Technology moves faster than game development. For a speculative fiction game about mass surveillance, that creates some problems. “Technology companies—Tesla, Amazon—had started talking publicly about pretty aggressive timelines, schedules, and regulations,” Hocking said in an interview with WIRED. Navigating the marketing babble, his team overshot the mark. On October 29, Watch Dogs: Legion will release as both a game and a time capsule from 2015, back when a couple of big, stock-inflating daydreams painted a picture for 2020 that’s still far from materializing. It’s cute, like remembering how in the ’80s, your geeky friend wouldn’t shut up about how Star Trek’s Holodecks would so totally happen. Except these forecasts are from just yesterday.
Hocking’s team didn’t have a crystal ball, or an all-knowing AI, to tell the future. But even pushing aside the unpredictable, like the Covid-19 pandemic, Watch Dogs: Legion’s vision for the impending surveillance dystopia flounders because it tracked tech, not people.
Watch Dogs: Legion takes place in a painstakingly reconstructed, sometime-in-the-future London, now a lightly gritty surveillance state. The government has done a poor job responding to years of economic turmoil, and a private military-surveillance organization called Albion has essentially replaced the police with combat drones and shiny checkpoint scanners. You play as an operative in the chaotic-good, anti-corporate hacking collective DeadSec, recently framed for a mass bombing attack.

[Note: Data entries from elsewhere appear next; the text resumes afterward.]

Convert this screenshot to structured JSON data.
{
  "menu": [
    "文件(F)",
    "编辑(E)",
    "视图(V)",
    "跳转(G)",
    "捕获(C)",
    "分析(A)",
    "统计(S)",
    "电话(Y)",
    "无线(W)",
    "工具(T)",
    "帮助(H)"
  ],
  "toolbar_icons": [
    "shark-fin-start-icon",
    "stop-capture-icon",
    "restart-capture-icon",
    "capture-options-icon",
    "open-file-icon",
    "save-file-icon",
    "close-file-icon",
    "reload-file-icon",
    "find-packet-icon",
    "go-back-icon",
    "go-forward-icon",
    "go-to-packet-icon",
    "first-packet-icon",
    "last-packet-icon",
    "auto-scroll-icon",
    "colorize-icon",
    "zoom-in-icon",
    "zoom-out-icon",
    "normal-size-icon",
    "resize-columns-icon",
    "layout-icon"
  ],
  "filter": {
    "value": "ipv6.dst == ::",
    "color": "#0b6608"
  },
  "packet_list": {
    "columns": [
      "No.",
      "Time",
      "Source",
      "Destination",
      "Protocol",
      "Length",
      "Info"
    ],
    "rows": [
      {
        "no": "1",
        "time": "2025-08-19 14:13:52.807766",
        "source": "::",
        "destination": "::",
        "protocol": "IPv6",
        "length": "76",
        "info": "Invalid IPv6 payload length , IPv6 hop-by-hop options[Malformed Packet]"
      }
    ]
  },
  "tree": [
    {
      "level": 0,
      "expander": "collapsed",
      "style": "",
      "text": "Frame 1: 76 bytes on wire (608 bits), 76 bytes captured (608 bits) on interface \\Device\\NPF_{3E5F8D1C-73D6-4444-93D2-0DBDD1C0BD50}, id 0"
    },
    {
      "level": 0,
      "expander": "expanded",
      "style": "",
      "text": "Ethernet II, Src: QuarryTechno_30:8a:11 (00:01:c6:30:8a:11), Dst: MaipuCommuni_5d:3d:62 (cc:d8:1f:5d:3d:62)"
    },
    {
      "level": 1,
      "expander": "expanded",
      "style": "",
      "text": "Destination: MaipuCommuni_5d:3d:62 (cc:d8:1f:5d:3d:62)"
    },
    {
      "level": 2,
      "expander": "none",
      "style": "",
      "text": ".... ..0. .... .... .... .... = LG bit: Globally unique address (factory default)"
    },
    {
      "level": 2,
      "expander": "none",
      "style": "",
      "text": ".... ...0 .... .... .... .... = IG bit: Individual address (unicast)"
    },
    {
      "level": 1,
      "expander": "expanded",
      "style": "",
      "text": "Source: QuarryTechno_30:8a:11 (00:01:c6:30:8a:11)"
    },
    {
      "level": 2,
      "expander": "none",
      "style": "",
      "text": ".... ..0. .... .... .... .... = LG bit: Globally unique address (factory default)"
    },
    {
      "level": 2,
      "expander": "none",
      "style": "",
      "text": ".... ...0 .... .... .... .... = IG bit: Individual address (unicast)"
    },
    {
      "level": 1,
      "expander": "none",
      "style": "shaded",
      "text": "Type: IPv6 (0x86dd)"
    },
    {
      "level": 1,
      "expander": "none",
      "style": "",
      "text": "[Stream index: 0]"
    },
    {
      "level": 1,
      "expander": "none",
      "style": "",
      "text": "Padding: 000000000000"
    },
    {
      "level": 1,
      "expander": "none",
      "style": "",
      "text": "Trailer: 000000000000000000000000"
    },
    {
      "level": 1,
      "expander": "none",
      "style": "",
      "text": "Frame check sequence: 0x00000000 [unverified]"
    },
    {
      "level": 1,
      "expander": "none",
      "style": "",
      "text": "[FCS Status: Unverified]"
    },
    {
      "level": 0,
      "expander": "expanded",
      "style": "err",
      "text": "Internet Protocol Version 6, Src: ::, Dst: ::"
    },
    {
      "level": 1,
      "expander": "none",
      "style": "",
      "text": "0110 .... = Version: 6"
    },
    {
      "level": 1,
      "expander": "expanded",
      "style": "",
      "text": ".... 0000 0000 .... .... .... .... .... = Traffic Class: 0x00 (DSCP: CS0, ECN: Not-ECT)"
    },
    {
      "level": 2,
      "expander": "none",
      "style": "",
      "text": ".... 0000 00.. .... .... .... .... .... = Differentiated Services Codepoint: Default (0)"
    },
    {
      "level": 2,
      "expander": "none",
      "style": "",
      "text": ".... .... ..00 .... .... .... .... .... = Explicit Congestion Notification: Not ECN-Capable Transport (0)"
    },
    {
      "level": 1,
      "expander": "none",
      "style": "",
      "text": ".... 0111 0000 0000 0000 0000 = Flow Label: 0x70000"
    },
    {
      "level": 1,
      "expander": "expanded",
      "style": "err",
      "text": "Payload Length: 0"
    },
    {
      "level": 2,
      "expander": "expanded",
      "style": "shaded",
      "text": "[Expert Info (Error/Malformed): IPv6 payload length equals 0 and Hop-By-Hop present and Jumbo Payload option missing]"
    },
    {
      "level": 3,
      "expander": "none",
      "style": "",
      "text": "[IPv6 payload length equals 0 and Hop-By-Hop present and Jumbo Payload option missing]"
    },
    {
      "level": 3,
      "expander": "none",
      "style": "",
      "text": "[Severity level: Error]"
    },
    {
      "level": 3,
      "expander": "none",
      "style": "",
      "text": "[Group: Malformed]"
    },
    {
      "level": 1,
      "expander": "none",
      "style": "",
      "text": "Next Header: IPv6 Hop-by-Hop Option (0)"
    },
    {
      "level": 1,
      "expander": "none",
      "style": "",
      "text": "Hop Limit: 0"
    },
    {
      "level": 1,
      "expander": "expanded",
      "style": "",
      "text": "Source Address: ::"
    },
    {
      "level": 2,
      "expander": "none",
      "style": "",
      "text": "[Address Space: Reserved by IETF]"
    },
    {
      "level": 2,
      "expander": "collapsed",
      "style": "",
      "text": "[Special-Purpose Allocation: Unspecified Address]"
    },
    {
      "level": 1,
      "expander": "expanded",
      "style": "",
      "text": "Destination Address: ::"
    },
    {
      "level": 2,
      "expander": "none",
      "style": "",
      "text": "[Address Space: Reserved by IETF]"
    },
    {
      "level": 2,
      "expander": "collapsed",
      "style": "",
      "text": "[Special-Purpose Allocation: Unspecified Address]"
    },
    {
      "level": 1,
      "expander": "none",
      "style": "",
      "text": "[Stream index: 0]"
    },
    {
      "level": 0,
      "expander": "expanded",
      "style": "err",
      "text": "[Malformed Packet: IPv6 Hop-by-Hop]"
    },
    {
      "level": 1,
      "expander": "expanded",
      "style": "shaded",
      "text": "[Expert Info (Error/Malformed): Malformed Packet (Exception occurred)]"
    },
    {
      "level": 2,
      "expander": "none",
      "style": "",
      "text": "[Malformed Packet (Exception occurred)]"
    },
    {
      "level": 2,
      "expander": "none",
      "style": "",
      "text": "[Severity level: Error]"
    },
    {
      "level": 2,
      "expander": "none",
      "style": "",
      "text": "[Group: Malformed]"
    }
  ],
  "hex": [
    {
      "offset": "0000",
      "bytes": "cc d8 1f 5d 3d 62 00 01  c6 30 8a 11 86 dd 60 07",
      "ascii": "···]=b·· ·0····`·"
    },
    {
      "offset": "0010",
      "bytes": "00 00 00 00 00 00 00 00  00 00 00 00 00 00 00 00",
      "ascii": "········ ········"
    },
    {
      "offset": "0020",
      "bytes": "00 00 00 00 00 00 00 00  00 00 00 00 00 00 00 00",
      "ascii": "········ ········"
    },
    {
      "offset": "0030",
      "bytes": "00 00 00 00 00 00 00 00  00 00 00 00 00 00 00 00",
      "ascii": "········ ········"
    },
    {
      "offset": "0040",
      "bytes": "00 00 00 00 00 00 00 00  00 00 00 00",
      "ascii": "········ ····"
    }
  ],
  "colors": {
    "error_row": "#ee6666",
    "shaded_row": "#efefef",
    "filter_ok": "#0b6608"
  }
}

You’re not just an operative, though. Watch Dogs: Legion populates its world with over nine million playable characters, procedurally generated with faces and bodies matched through algorithms to animations, voice lines, and backstories. In a little box above them, you’ll see where they’re going, along with their relationships, jobs, and proficiencies. As a DeadSec operative, you can tap passersby on the shoulder to recruit them to your cause.

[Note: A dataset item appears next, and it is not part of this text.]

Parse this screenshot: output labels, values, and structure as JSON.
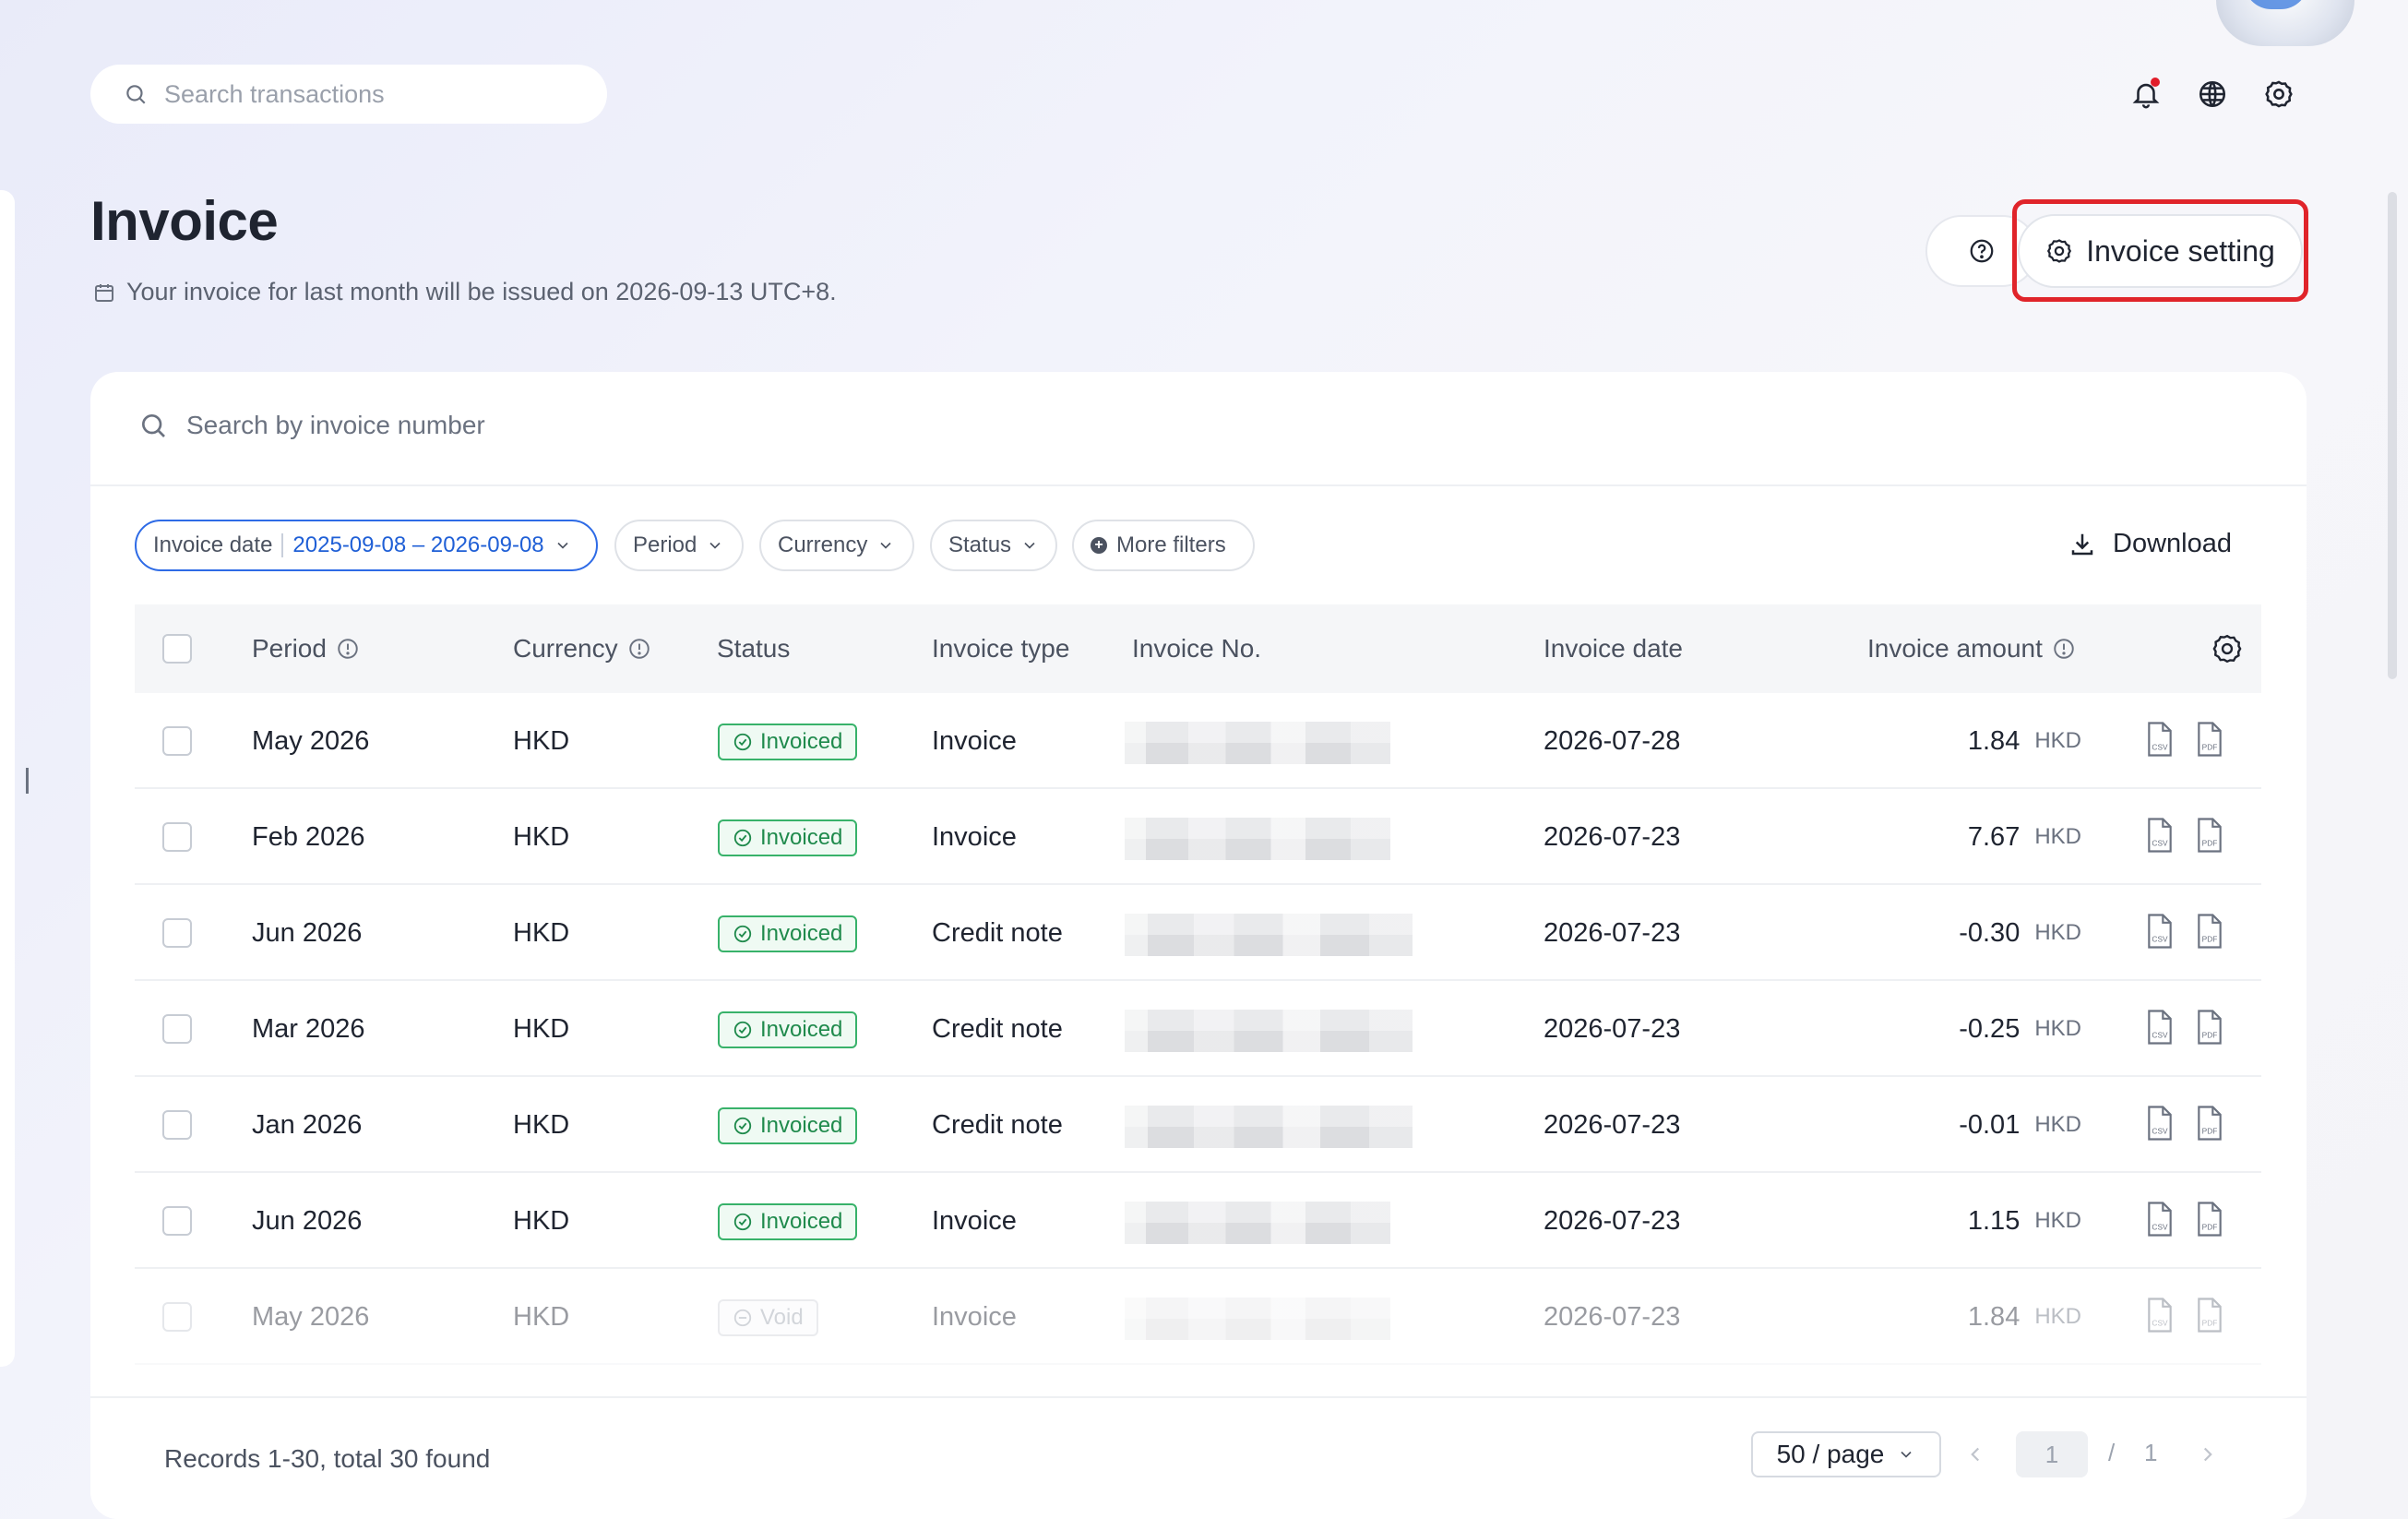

“In earlier Watch Dogs games it was fairly superficial. Your ability to profile people was shallow,” says Hocking. “You could see a couple facts about them, a couple things in the storyline. It was much more about the story. Now in the game, the people are much more simulated, much more deeply real.”

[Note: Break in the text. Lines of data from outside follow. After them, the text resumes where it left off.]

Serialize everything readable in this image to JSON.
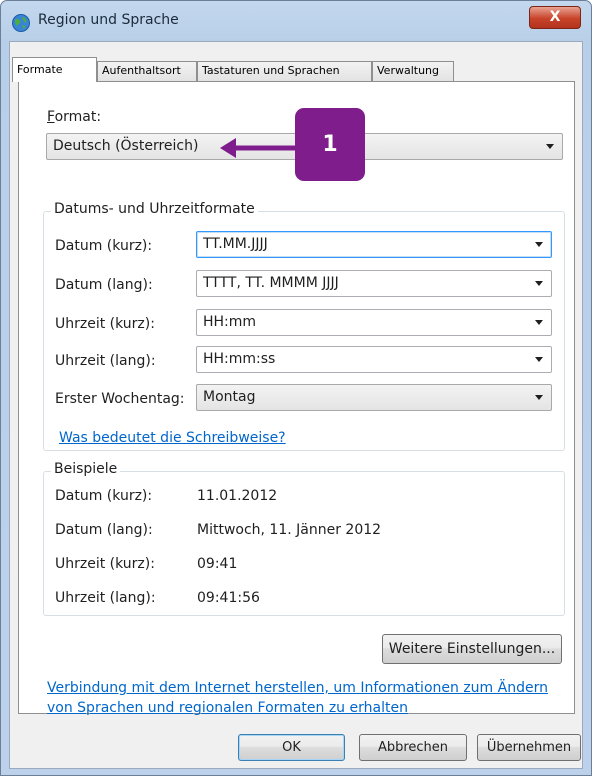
{
  "window": {
    "title": "Region und Sprache",
    "close_label": "X"
  },
  "tabs": [
    {
      "label": "Formate",
      "active": true
    },
    {
      "label": "Aufenthaltsort",
      "active": false
    },
    {
      "label": "Tastaturen und Sprachen",
      "active": false
    },
    {
      "label": "Verwaltung",
      "active": false
    }
  ],
  "format": {
    "label": "Format:",
    "value": "Deutsch (Österreich)"
  },
  "datetime_group": {
    "title": "Datums- und Uhrzeitformate",
    "rows": [
      {
        "label": "Datum (kurz):",
        "value": "TT.MM.JJJJ"
      },
      {
        "label": "Datum (lang):",
        "value": "TTTT, TT. MMMM JJJJ"
      },
      {
        "label": "Uhrzeit (kurz):",
        "value": "HH:mm"
      },
      {
        "label": "Uhrzeit (lang):",
        "value": "HH:mm:ss"
      },
      {
        "label": "Erster Wochentag:",
        "value": "Montag"
      }
    ],
    "notation_link": "Was bedeutet die Schreibweise?"
  },
  "examples": {
    "title": "Beispiele",
    "rows": [
      {
        "label": "Datum (kurz):",
        "value": "11.01.2012"
      },
      {
        "label": "Datum (lang):",
        "value": "Mittwoch, 11. Jänner 2012"
      },
      {
        "label": "Uhrzeit (kurz):",
        "value": "09:41"
      },
      {
        "label": "Uhrzeit (lang):",
        "value": "09:41:56"
      }
    ]
  },
  "more_settings_button": "Weitere Einstellungen...",
  "internet_link": {
    "line1": "Verbindung mit dem Internet herstellen, um Informationen zum Ändern",
    "line2": "von Sprachen und regionalen Formaten zu erhalten"
  },
  "footer": {
    "ok": "OK",
    "cancel": "Abbrechen",
    "apply": "Übernehmen"
  },
  "annotation": {
    "badge": "1",
    "color": "#7f1d8c"
  },
  "colors": {
    "link": "#0066cc",
    "focus_border": "#3399ff",
    "close_button": "#c8432a"
  }
}
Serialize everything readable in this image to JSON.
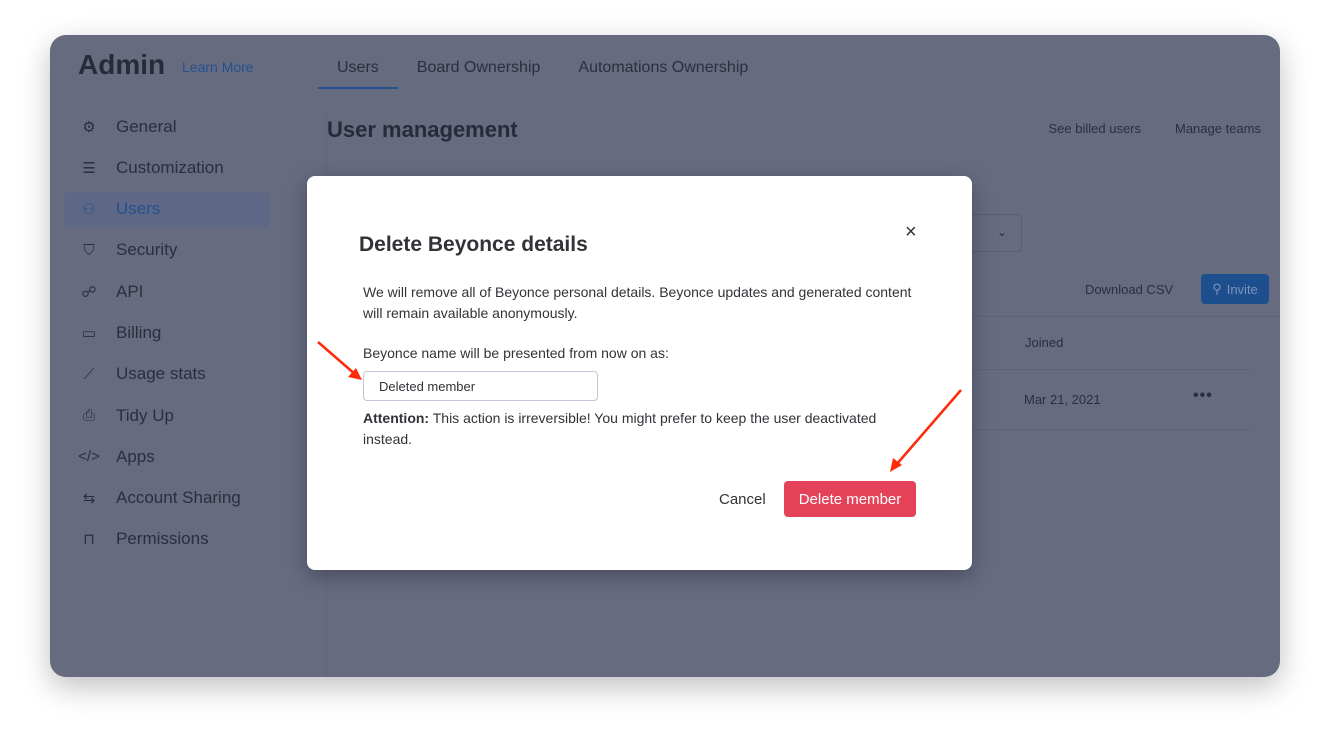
{
  "header": {
    "title": "Admin",
    "learn_more": "Learn More"
  },
  "tabs": [
    {
      "label": "Users"
    },
    {
      "label": "Board Ownership"
    },
    {
      "label": "Automations Ownership"
    }
  ],
  "sidebar": {
    "items": [
      {
        "label": "General",
        "icon": "gear-icon"
      },
      {
        "label": "Customization",
        "icon": "sliders-icon"
      },
      {
        "label": "Users",
        "icon": "users-icon"
      },
      {
        "label": "Security",
        "icon": "shield-icon"
      },
      {
        "label": "API",
        "icon": "api-icon"
      },
      {
        "label": "Billing",
        "icon": "card-icon"
      },
      {
        "label": "Usage stats",
        "icon": "chart-icon"
      },
      {
        "label": "Tidy Up",
        "icon": "shredder-icon"
      },
      {
        "label": "Apps",
        "icon": "code-icon"
      },
      {
        "label": "Account Sharing",
        "icon": "swap-icon"
      },
      {
        "label": "Permissions",
        "icon": "lock-icon"
      }
    ]
  },
  "main": {
    "title": "User management",
    "see_billed": "See billed users",
    "manage_teams": "Manage teams",
    "download_csv": "Download CSV",
    "invite": "Invite",
    "col_joined": "Joined",
    "row_date": "Mar 21, 2021",
    "more": "•••"
  },
  "modal": {
    "title": "Delete Beyonce details",
    "close": "×",
    "description": "We will remove all of Beyonce personal details. Beyonce updates and generated content will remain available anonymously.",
    "label": "Beyonce name will be presented from now on as:",
    "input_value": "Deleted member",
    "attention_bold": "Attention:",
    "attention_text": " This action is irreversible! You might prefer to keep the user deactivated instead.",
    "cancel": "Cancel",
    "delete": "Delete member"
  },
  "colors": {
    "accent": "#0073ea",
    "danger": "#e44258",
    "annotation": "#ff2a0a"
  }
}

Two of my starting character options were podcasters. (The future is full of podcasters). I went with podcaster Sebastian White, a milquetoast delinquent-type who hacks into online video games and likes to swear. He, or somebody else I recruit, will eventually go up against the real villain, a terrorist entity known as Zero Day, whose avatar early on in the game told me that “It’s time for a hard reset.”
Playing for several hours, I never once felt like I embodied Sebastian White or receptionist Margit Horvath or anyone else on my team of recruits, whose epistemic status exists somewhere between heroes, non-playable characters, and toy soldiers. Watch Dogs: Legion’s humans are difficult to connect to when a new recruit’s origin story is, unwaveringly: You walk up to a random person on the street, hit a button, candidly confirm membership of a reportedly violent terrorist group, ask if they want to take down the government, and then drive across town to do them some hazardous favor. Afterward, they suddenly reach commensurate levels of anti-government sentiment and are indebted to you forever. Oh, and they’re all competent hackers.